Welcome to Miami! And if you think that glamorous and crowded Miami Beach is the only way to enjoy the tropical seaside, you are wrong. Key Biscayne island lies south-east of Miami Downtown, close enough to see its skyline,
but wild and remote enough to enjoy a small secluded beach with barely anyone else in sight, and totally naked if you will. (By the way, the first photo and the one below were taken at the same spot, just at different times of the day, so you can see how tides change.)
The northeast point of Key Biscayne, right by the fossilized reef, has a history of nude recreation, but it’s not an official nudist beach, while Virginia Key just north of it did have an official nudist beach until 1980’s. The place is known as Bear Cut beach. Maybe “bare” would be more appropriate than “bear” here, though far not all visitors bare it all, and some – actually nothing at all: a couple of fishermen were covered entirely, face included.
Besides humans, we also saw quite a few animals of the rare kind that actually wear something:
hermit crabs were all over the place there, from the size of a nail to the size of a palm. And luckily for them, there seemed to be no shortage of shells of various sizes.
It was nice to wander through the mangroves and observe nature.
Besides numerous crabs, we saw quite a few crab spiders (aka spinybacked orb-weavers).
Some of them built their webs quite high up,
with an impressive span between the trees.
I found these spiders pretty too, and hopefully there aren’t readers of this blog with arachnophobia :O (Does anyone know its scientific name btw? And if you like spiders, check this post out!)
Well, the sight of ibises would probably be more commonly appreciated 🙂
As we walked at the fossilized reef,
we also saw a heron. It didn’t seem to be bothered by our presence. I got pretty good shots of it resting,
We also saw flocks of pelicans pass by,
but only a couple of them rested nearby.
Our neighbor at the cove where we stayed was an iguana.
It was climbing trees,
and Lee Roy followed its example.
Although majority of trees there are represented by various mangrove species, we also saw papayas
and coconut palms.
Too bad none of them had ripe fruit.

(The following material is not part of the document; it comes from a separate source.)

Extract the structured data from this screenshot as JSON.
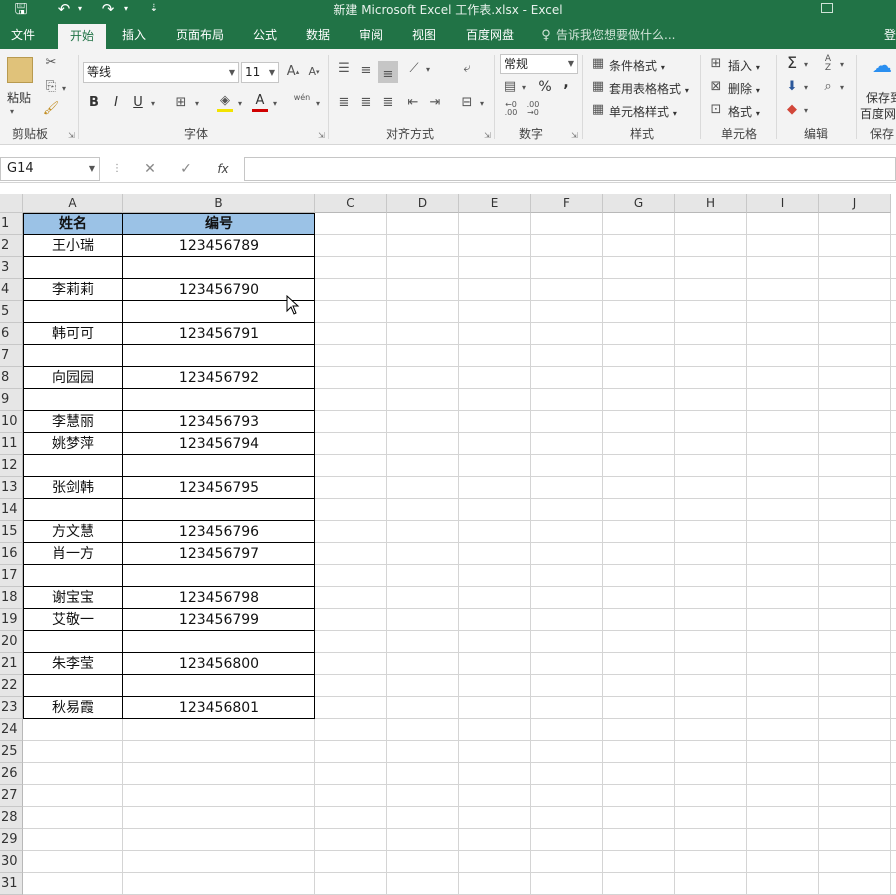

These ants though seemed to be excited about something at the tip of the mangrove root, but I couldn’t figure out what it was. (BTW I later discovered that honey from mangrove blossom has a very particular fruity flavor, make sure to try it when you get a chance!)

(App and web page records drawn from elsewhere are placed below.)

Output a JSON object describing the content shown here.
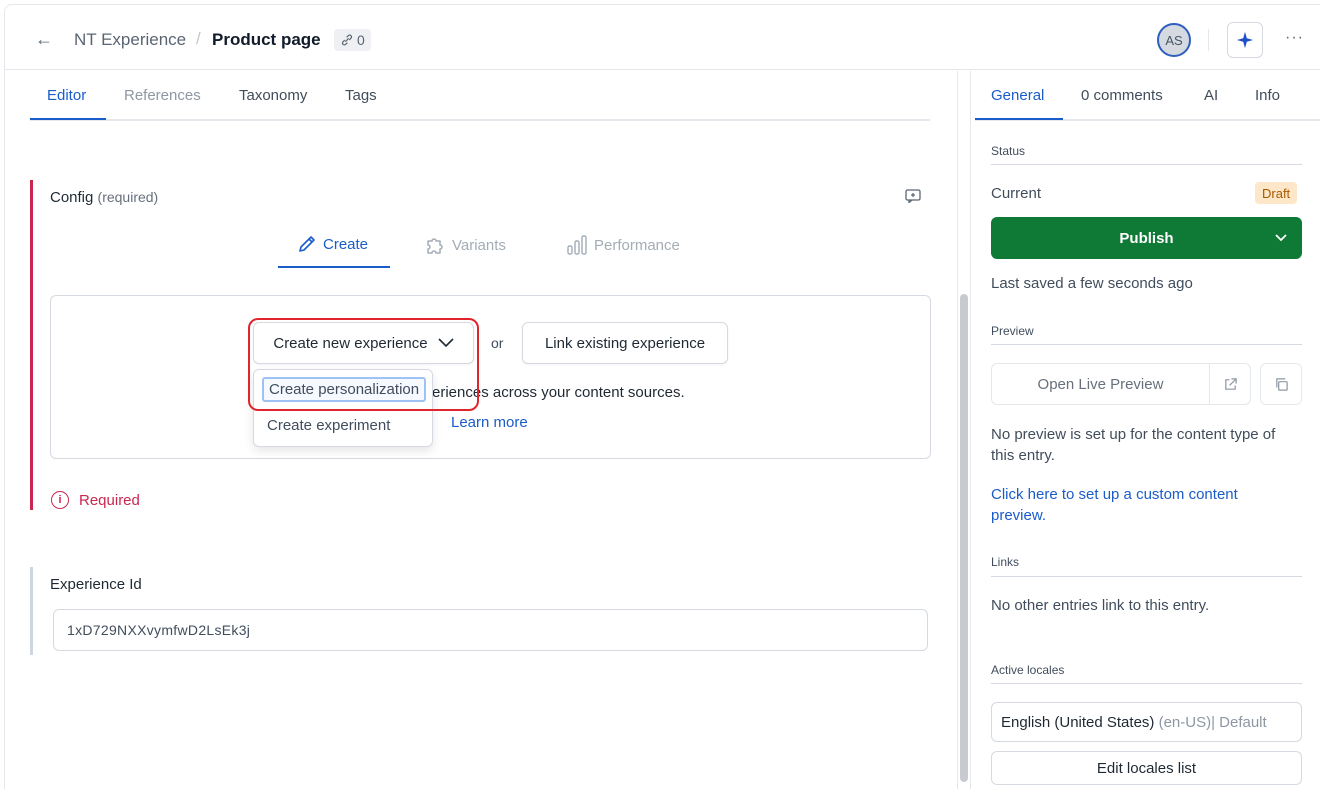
{
  "header": {
    "back_icon": "arrow-left-icon",
    "breadcrumb_parent": "NT Experience",
    "breadcrumb_separator": "/",
    "title": "Product page",
    "references_count": "0",
    "avatar_initials": "AS",
    "more_icon": "···"
  },
  "editor_tabs": [
    {
      "label": "Editor",
      "state": "active"
    },
    {
      "label": "References",
      "state": "muted"
    },
    {
      "label": "Taxonomy",
      "state": "normal"
    },
    {
      "label": "Tags",
      "state": "normal"
    }
  ],
  "config": {
    "label": "Config",
    "required_hint": "(required)",
    "subtabs": [
      {
        "label": "Create",
        "icon": "pencil-icon",
        "state": "active"
      },
      {
        "label": "Variants",
        "icon": "puzzle-icon",
        "state": "disabled"
      },
      {
        "label": "Performance",
        "icon": "bar-chart-icon",
        "state": "disabled"
      }
    ],
    "create_button": "Create new experience",
    "or_text": "or",
    "link_button": "Link existing experience",
    "description_visible": "eriences across your content sources.",
    "learn_more": "Learn more",
    "dropdown_items": [
      "Create personalization",
      "Create experiment"
    ],
    "required_message": "Required",
    "accent_color": "#c9274e"
  },
  "experience_id": {
    "label": "Experience Id",
    "value": "1xD729NXXvymfwD2LsEk3j"
  },
  "sidebar": {
    "tabs": [
      {
        "label": "General",
        "state": "active"
      },
      {
        "label": "0 comments",
        "state": "normal"
      },
      {
        "label": "AI",
        "state": "normal"
      },
      {
        "label": "Info",
        "state": "normal"
      }
    ],
    "status_title": "Status",
    "current_label": "Current",
    "status_badge": "Draft",
    "publish_label": "Publish",
    "publish_color": "#0f7a35",
    "last_saved": "Last saved a few seconds ago",
    "preview_title": "Preview",
    "open_preview": "Open Live Preview",
    "no_preview_text": "No preview is set up for the content type of this entry.",
    "setup_link": "Click here to set up a custom content preview.",
    "links_title": "Links",
    "no_links_text": "No other entries link to this entry.",
    "locales_title": "Active locales",
    "locale_name": "English (United States)",
    "locale_code": "(en-US)| Default",
    "edit_locales": "Edit locales list"
  }
}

Plants and animals weren’t the only thing that drew our attention though:
unfortunately, there was quite a lot of trash too. Most of it was probably washed off from the sea. On the way out, we collected plastic bags and bottles from the cove where we stayed.

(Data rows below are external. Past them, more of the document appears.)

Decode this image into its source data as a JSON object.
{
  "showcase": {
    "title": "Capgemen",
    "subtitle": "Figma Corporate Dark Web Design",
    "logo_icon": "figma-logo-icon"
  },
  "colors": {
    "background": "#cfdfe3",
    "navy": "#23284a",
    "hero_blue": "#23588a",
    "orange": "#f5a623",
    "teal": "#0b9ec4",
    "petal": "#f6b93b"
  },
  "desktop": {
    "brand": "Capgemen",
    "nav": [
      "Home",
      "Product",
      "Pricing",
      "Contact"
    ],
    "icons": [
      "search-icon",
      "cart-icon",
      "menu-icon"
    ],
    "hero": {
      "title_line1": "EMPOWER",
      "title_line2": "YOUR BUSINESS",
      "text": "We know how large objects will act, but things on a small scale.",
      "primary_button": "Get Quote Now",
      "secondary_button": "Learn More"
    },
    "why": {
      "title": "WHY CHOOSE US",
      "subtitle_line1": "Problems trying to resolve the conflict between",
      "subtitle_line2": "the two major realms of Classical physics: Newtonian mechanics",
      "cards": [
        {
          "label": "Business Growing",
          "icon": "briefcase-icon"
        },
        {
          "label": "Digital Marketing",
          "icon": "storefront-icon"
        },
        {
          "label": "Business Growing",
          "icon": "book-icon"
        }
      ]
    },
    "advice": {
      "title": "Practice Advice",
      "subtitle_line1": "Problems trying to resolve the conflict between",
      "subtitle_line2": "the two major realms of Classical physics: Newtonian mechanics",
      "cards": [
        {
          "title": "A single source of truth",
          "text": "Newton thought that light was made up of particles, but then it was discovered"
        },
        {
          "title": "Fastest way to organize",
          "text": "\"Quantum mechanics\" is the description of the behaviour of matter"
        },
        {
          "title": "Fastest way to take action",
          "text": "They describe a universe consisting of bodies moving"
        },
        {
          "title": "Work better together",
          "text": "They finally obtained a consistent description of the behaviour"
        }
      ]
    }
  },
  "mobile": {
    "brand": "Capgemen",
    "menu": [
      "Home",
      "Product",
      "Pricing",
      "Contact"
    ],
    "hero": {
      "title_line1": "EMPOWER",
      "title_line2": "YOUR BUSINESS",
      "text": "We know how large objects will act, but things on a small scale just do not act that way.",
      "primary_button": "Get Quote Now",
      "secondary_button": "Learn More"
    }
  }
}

Some of the bigger bits of trash though found their new life as sitting surfaces among mangroves. That’s a good way of recycling too!
It also turned out to be a great place for snorkeling. I hoped to see manatees,
but I had to be satisfied with their potential feeding ground only, as some parts of the seafloor were covered with seaweed.
I was also happy to see that despite this place is known for its fossilized reef from several thousands years ago, there is some new coral growth – hopefully there will be a new live coral reef sometime soon!
I saw quite a lot of fish, e.g. young barracudas (?)
and a stingray.
There was a lot of small fish by the mangrove roots, confirming mangroves’ role as fish nurseries. Among the bigger fish, puffers were probably most common.
As you can see, the water is very clear there, and the seafloor is clean, but I did see some glass, so be careful when you wade.
Overall, it was amazing to see this pocket of wildlife right off Miami downtown, great for naturists and naturalists alike!
As we were about to leave, this crab wanted to give us a good-bye hug… We weren’t quite sure.
We also had a small video shot for something very special – stay tuned for updates!
For now, just enjoy this view of Eddy’s jump split trying to bridge Miami downtown (on the left) with Miami Beach (on the right).